In this ephemeral world, columns and blog posts rarely have a second life, but the election of a Muslim Brotherhood candidate made this relevant once more.

In the column, Kristol had harsh words for Glenn Beck, who had criticized his fellow conservatives for supporting revolutionary efforts. Kristol believed conservatives should back those seeking freedom in the streets, while Beck worried a revolution would lead to Islamists gaining power.

That argument reached its natural conclusion today:

In fairness, this is a very weakened presidency. It has all the trappings of democracy, without the institutional authority.
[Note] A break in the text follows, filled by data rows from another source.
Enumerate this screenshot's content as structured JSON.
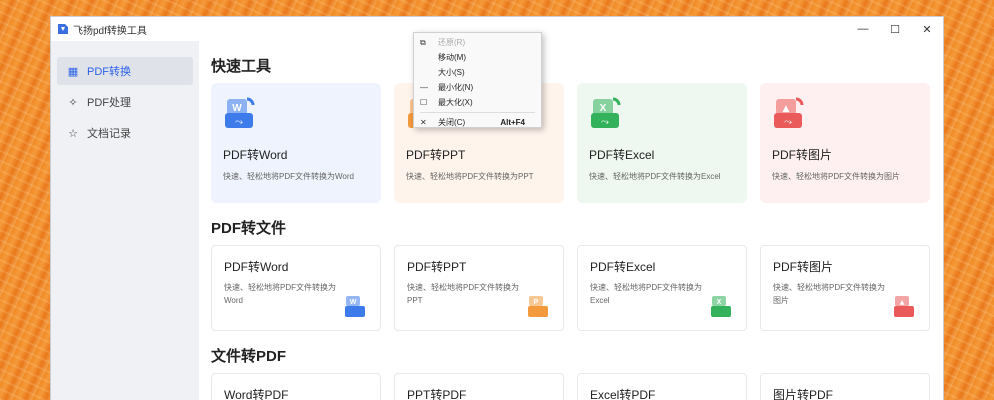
{
  "window": {
    "title": "飞扬pdf转换工具"
  },
  "titlebar": {
    "min_glyph": "—",
    "max_glyph": "☐",
    "close_glyph": "✕"
  },
  "sidebar": {
    "items": [
      {
        "label": "PDF转换",
        "icon": "grid-icon",
        "glyph": "▦",
        "active": true
      },
      {
        "label": "PDF处理",
        "icon": "magic-wand-icon",
        "glyph": "✧",
        "active": false
      },
      {
        "label": "文档记录",
        "icon": "star-icon",
        "glyph": "☆",
        "active": false
      }
    ]
  },
  "quick": {
    "title": "快速工具",
    "cards": [
      {
        "title": "PDF转Word",
        "desc": "快速、轻松地将PDF文件转换为Word",
        "letter": "W",
        "color": "#3d7bea"
      },
      {
        "title": "PDF转PPT",
        "desc": "快速、轻松地将PDF文件转换为PPT",
        "letter": "P",
        "color": "#f29a3c"
      },
      {
        "title": "PDF转Excel",
        "desc": "快速、轻松地将PDF文件转换为Excel",
        "letter": "X",
        "color": "#33b15b"
      },
      {
        "title": "PDF转图片",
        "desc": "快速、轻松地将PDF文件转换为图片",
        "letter": "▲",
        "color": "#ea5a5a"
      }
    ]
  },
  "pdf_to": {
    "title": "PDF转文件",
    "cards": [
      {
        "title": "PDF转Word",
        "desc": "快速、轻松地将PDF文件转换为Word",
        "letter": "W",
        "color": "#3d7bea"
      },
      {
        "title": "PDF转PPT",
        "desc": "快速、轻松地将PDF文件转换为PPT",
        "letter": "P",
        "color": "#f29a3c"
      },
      {
        "title": "PDF转Excel",
        "desc": "快速、轻松地将PDF文件转换为Excel",
        "letter": "X",
        "color": "#33b15b"
      },
      {
        "title": "PDF转图片",
        "desc": "快速、轻松地将PDF文件转换为图片",
        "letter": "▲",
        "color": "#ea5a5a"
      }
    ]
  },
  "to_pdf": {
    "title": "文件转PDF",
    "cards": [
      {
        "title": "Word转PDF"
      },
      {
        "title": "PPT转PDF"
      },
      {
        "title": "Excel转PDF"
      },
      {
        "title": "图片转PDF"
      }
    ]
  },
  "context_menu": {
    "items": [
      {
        "glyph": "⧉",
        "label": "还原(R)",
        "shortcut": "",
        "disabled": true
      },
      {
        "glyph": "",
        "label": "移动(M)",
        "shortcut": "",
        "disabled": false
      },
      {
        "glyph": "",
        "label": "大小(S)",
        "shortcut": "",
        "disabled": false
      },
      {
        "glyph": "—",
        "label": "最小化(N)",
        "shortcut": "",
        "disabled": false
      },
      {
        "glyph": "☐",
        "label": "最大化(X)",
        "shortcut": "",
        "disabled": false
      },
      {
        "glyph": "✕",
        "label": "关闭(C)",
        "shortcut": "Alt+F4",
        "disabled": false
      }
    ]
  }
}
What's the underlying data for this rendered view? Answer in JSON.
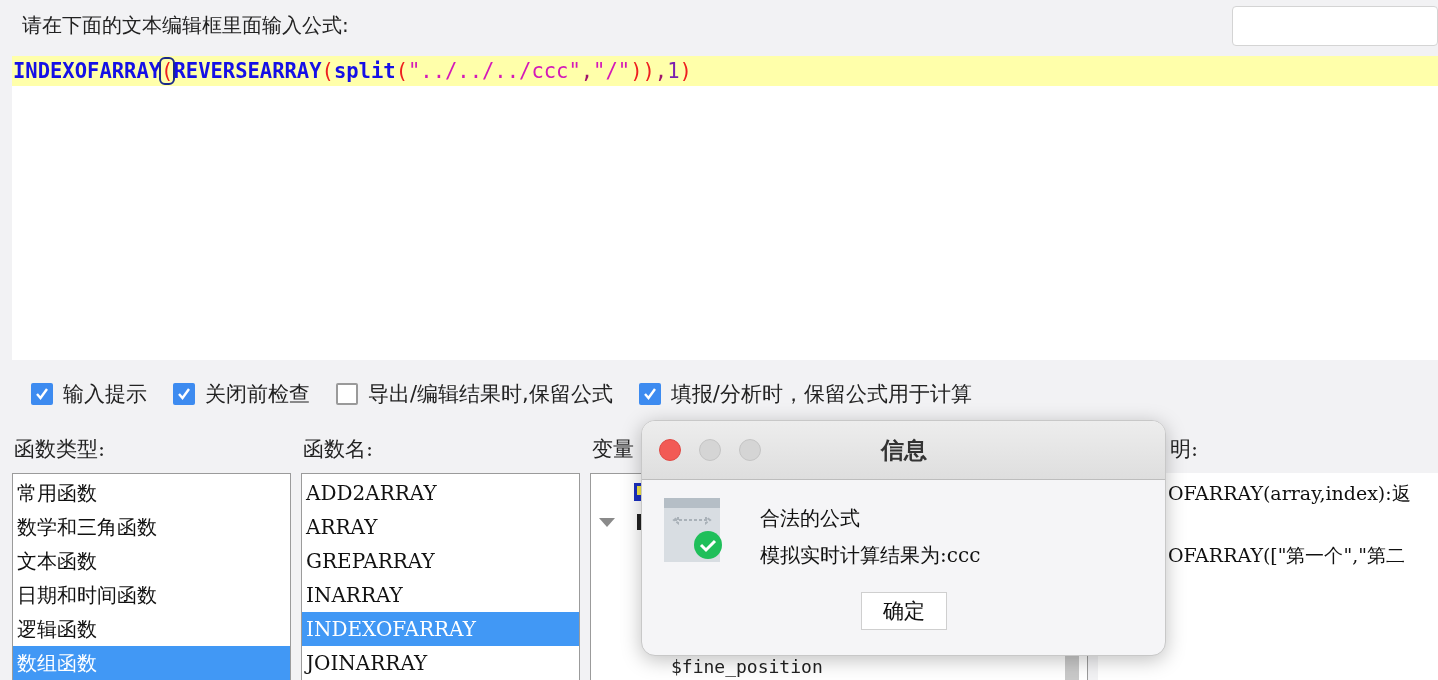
{
  "prompt": "请在下面的文本编辑框里面输入公式:",
  "formula": {
    "tokens": [
      {
        "text": "INDEXOFARRAY",
        "kind": "function",
        "matched": false
      },
      {
        "text": "(",
        "kind": "paren",
        "matched": true
      },
      {
        "text": "REVERSEARRAY",
        "kind": "function",
        "matched": false
      },
      {
        "text": "(",
        "kind": "paren",
        "matched": false
      },
      {
        "text": "split",
        "kind": "function",
        "matched": false
      },
      {
        "text": "(",
        "kind": "paren",
        "matched": false
      },
      {
        "text": "\"../../../ccc\"",
        "kind": "string",
        "matched": false
      },
      {
        "text": ",",
        "kind": "separator",
        "matched": false
      },
      {
        "text": "\"/\"",
        "kind": "string",
        "matched": false
      },
      {
        "text": "))",
        "kind": "paren",
        "matched": false
      },
      {
        "text": ",",
        "kind": "separator",
        "matched": false
      },
      {
        "text": "1",
        "kind": "number",
        "matched": false
      },
      {
        "text": ")",
        "kind": "paren",
        "matched": false
      }
    ]
  },
  "options": [
    {
      "label": "输入提示",
      "checked": true
    },
    {
      "label": "关闭前检查",
      "checked": true
    },
    {
      "label": "导出/编辑结果时,保留公式",
      "checked": false
    },
    {
      "label": "填报/分析时，保留公式用于计算",
      "checked": true
    }
  ],
  "function_types": {
    "label": "函数类型:",
    "items": [
      {
        "label": "常用函数",
        "selected": false
      },
      {
        "label": "数学和三角函数",
        "selected": false
      },
      {
        "label": "文本函数",
        "selected": false
      },
      {
        "label": "日期和时间函数",
        "selected": false
      },
      {
        "label": "逻辑函数",
        "selected": false
      },
      {
        "label": "数组函数",
        "selected": true
      }
    ]
  },
  "function_names": {
    "label": "函数名:",
    "items": [
      {
        "label": "ADD2ARRAY",
        "selected": false
      },
      {
        "label": "ARRAY",
        "selected": false
      },
      {
        "label": "GREPARRAY",
        "selected": false
      },
      {
        "label": "INARRAY",
        "selected": false
      },
      {
        "label": "INDEXOFARRAY",
        "selected": true
      },
      {
        "label": "JOINARRAY",
        "selected": false
      }
    ]
  },
  "variables": {
    "label": "变量",
    "items": [
      "$fine_position"
    ]
  },
  "description": {
    "label": "明:",
    "lines": [
      "OFARRAY(array,index):返",
      "OFARRAY([\"第一个\",\"第二"
    ]
  },
  "dialog": {
    "title": "信息",
    "lines": [
      "合法的公式",
      "模拟实时计算结果为:ccc"
    ],
    "button": "确定"
  }
}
The Egyptian military’s power grab has proactively diminished Muhammad Morsi’s potential power — in favor of a state governed by de facto military rule — as it effectively has been for decades. (Given our relationship with Egypt’s military, that’s far from the worst scenario for American interests.)

In any event, a year has now passed since this debate began. As I stated at the time, Beck and Kristol were both advocating reasonable positions. That’s still true. But for now, at least, it appears Kristol was the one on the wrong side of history.

More to come tomorrow …

Matt K. Lewis